TASK BRIEF
Every record below, from first to last: print it exactly as shown.
━━━
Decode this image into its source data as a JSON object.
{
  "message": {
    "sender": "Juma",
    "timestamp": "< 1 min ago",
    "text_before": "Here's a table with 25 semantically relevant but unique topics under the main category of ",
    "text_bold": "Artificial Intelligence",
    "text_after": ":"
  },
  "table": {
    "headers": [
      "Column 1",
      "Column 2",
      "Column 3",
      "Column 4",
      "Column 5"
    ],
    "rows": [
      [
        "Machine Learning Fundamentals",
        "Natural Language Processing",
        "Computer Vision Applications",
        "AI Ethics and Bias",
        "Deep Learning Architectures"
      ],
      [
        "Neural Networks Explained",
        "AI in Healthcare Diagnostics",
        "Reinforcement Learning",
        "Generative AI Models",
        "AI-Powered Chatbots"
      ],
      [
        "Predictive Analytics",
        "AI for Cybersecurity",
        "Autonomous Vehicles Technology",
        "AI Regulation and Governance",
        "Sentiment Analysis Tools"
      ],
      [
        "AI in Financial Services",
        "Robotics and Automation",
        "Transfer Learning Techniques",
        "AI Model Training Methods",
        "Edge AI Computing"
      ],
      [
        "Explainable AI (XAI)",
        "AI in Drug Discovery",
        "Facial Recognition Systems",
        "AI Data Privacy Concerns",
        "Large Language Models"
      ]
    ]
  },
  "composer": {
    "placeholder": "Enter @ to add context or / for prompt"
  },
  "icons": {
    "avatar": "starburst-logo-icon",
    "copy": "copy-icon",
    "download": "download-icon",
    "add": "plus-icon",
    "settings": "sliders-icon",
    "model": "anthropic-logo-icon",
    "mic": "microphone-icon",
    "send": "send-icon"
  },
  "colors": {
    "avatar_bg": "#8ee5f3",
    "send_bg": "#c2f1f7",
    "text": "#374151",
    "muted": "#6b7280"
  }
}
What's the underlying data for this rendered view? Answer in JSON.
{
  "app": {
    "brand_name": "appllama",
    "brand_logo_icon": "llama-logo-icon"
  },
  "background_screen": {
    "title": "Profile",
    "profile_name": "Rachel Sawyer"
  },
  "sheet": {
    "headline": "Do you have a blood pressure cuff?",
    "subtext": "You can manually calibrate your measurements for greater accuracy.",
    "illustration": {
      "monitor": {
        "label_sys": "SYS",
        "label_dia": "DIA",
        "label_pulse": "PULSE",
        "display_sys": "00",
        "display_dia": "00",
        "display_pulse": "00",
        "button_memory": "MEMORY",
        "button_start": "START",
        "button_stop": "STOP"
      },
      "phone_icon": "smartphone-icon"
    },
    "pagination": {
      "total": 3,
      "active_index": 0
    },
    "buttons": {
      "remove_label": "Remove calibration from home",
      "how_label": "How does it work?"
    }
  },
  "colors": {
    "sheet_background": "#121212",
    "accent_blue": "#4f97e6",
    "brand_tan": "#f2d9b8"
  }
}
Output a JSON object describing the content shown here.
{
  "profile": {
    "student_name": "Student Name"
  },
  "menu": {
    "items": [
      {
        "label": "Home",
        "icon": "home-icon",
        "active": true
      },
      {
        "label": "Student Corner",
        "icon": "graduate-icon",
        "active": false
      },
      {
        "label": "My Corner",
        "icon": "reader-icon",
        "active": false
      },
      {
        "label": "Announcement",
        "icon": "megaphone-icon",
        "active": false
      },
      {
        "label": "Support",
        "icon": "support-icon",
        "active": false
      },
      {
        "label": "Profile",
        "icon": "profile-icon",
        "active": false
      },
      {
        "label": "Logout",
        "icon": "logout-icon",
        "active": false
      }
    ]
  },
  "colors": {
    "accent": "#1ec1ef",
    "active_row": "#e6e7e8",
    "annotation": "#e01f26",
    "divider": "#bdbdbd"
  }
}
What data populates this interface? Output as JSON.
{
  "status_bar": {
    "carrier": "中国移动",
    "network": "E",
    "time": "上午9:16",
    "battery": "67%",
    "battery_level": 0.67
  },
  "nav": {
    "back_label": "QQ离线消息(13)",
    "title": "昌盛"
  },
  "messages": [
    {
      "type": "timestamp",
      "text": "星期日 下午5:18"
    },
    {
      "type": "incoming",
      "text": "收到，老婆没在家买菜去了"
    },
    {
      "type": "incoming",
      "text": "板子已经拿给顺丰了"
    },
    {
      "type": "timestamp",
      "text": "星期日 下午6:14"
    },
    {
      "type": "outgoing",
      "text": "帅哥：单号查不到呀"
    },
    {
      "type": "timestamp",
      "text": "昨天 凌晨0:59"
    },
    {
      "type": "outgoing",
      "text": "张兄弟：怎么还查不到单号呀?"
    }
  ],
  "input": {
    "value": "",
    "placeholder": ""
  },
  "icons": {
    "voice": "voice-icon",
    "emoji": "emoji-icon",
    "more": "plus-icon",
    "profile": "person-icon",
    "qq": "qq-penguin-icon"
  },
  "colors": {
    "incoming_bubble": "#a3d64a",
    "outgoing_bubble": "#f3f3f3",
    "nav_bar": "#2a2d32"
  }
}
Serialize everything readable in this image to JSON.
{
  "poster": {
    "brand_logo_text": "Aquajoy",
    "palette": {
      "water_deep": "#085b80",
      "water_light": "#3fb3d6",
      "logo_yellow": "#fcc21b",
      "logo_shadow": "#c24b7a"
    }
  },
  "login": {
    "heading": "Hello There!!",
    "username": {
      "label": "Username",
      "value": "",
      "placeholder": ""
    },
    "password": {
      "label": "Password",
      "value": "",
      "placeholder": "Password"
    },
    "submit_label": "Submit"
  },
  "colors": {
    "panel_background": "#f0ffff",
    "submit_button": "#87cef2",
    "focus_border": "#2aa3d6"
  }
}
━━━
SOLUTION
Decode this image into its source data as a JSON object.
{
  "message": {
    "sender": "Juma",
    "timestamp": "< 1 min ago",
    "text_before": "Here's a table with 25 semantically relevant but unique topics under the main category of ",
    "text_bold": "Artificial Intelligence",
    "text_after": ":"
  },
  "table": {
    "headers": [
      "Column 1",
      "Column 2",
      "Column 3",
      "Column 4",
      "Column 5"
    ],
    "rows": [
      [
        "Machine Learning Fundamentals",
        "Natural Language Processing",
        "Computer Vision Applications",
        "AI Ethics and Bias",
        "Deep Learning Architectures"
      ],
      [
        "Neural Networks Explained",
        "AI in Healthcare Diagnostics",
        "Reinforcement Learning",
        "Generative AI Models",
        "AI-Powered Chatbots"
      ],
      [
        "Predictive Analytics",
        "AI for Cybersecurity",
        "Autonomous Vehicles Technology",
        "AI Regulation and Governance",
        "Sentiment Analysis Tools"
      ],
      [
        "AI in Financial Services",
        "Robotics and Automation",
        "Transfer Learning Techniques",
        "AI Model Training Methods",
        "Edge AI Computing"
      ],
      [
        "Explainable AI (XAI)",
        "AI in Drug Discovery",
        "Facial Recognition Systems",
        "AI Data Privacy Concerns",
        "Large Language Models"
      ]
    ]
  },
  "composer": {
    "placeholder": "Enter @ to add context or / for prompt"
  },
  "icons": {
    "avatar": "starburst-logo-icon",
    "copy": "copy-icon",
    "download": "download-icon",
    "add": "plus-icon",
    "settings": "sliders-icon",
    "model": "anthropic-logo-icon",
    "mic": "microphone-icon",
    "send": "send-icon"
  },
  "colors": {
    "avatar_bg": "#8ee5f3",
    "send_bg": "#c2f1f7",
    "text": "#374151",
    "muted": "#6b7280"
  }
}
What's the underlying data for this rendered view? Answer in JSON.
{
  "app": {
    "brand_name": "appllama",
    "brand_logo_icon": "llama-logo-icon"
  },
  "background_screen": {
    "title": "Profile",
    "profile_name": "Rachel Sawyer"
  },
  "sheet": {
    "headline": "Do you have a blood pressure cuff?",
    "subtext": "You can manually calibrate your measurements for greater accuracy.",
    "illustration": {
      "monitor": {
        "label_sys": "SYS",
        "label_dia": "DIA",
        "label_pulse": "PULSE",
        "display_sys": "00",
        "display_dia": "00",
        "display_pulse": "00",
        "button_memory": "MEMORY",
        "button_start": "START",
        "button_stop": "STOP"
      },
      "phone_icon": "smartphone-icon"
    },
    "pagination": {
      "total": 3,
      "active_index": 0
    },
    "buttons": {
      "remove_label": "Remove calibration from home",
      "how_label": "How does it work?"
    }
  },
  "colors": {
    "sheet_background": "#121212",
    "accent_blue": "#4f97e6",
    "brand_tan": "#f2d9b8"
  }
}
Output a JSON object describing the content shown here.
{
  "profile": {
    "student_name": "Student Name"
  },
  "menu": {
    "items": [
      {
        "label": "Home",
        "icon": "home-icon",
        "active": true
      },
      {
        "label": "Student Corner",
        "icon": "graduate-icon",
        "active": false
      },
      {
        "label": "My Corner",
        "icon": "reader-icon",
        "active": false
      },
      {
        "label": "Announcement",
        "icon": "megaphone-icon",
        "active": false
      },
      {
        "label": "Support",
        "icon": "support-icon",
        "active": false
      },
      {
        "label": "Profile",
        "icon": "profile-icon",
        "active": false
      },
      {
        "label": "Logout",
        "icon": "logout-icon",
        "active": false
      }
    ]
  },
  "colors": {
    "accent": "#1ec1ef",
    "active_row": "#e6e7e8",
    "annotation": "#e01f26",
    "divider": "#bdbdbd"
  }
}
What data populates this interface? Output as JSON.
{
  "status_bar": {
    "carrier": "中国移动",
    "network": "E",
    "time": "上午9:16",
    "battery": "67%",
    "battery_level": 0.67
  },
  "nav": {
    "back_label": "QQ离线消息(13)",
    "title": "昌盛"
  },
  "messages": [
    {
      "type": "timestamp",
      "text": "星期日 下午5:18"
    },
    {
      "type": "incoming",
      "text": "收到，老婆没在家买菜去了"
    },
    {
      "type": "incoming",
      "text": "板子已经拿给顺丰了"
    },
    {
      "type": "timestamp",
      "text": "星期日 下午6:14"
    },
    {
      "type": "outgoing",
      "text": "帅哥：单号查不到呀"
    },
    {
      "type": "timestamp",
      "text": "昨天 凌晨0:59"
    },
    {
      "type": "outgoing",
      "text": "张兄弟：怎么还查不到单号呀?"
    }
  ],
  "input": {
    "value": "",
    "placeholder": ""
  },
  "icons": {
    "voice": "voice-icon",
    "emoji": "emoji-icon",
    "more": "plus-icon",
    "profile": "person-icon",
    "qq": "qq-penguin-icon"
  },
  "colors": {
    "incoming_bubble": "#a3d64a",
    "outgoing_bubble": "#f3f3f3",
    "nav_bar": "#2a2d32"
  }
}
Serialize everything readable in this image to JSON.
{
  "poster": {
    "brand_logo_text": "Aquajoy",
    "palette": {
      "water_deep": "#085b80",
      "water_light": "#3fb3d6",
      "logo_yellow": "#fcc21b",
      "logo_shadow": "#c24b7a"
    }
  },
  "login": {
    "heading": "Hello There!!",
    "username": {
      "label": "Username",
      "value": "",
      "placeholder": ""
    },
    "password": {
      "label": "Password",
      "value": "",
      "placeholder": "Password"
    },
    "submit_label": "Submit"
  },
  "colors": {
    "panel_background": "#f0ffff",
    "submit_button": "#87cef2",
    "focus_border": "#2aa3d6"
  }
}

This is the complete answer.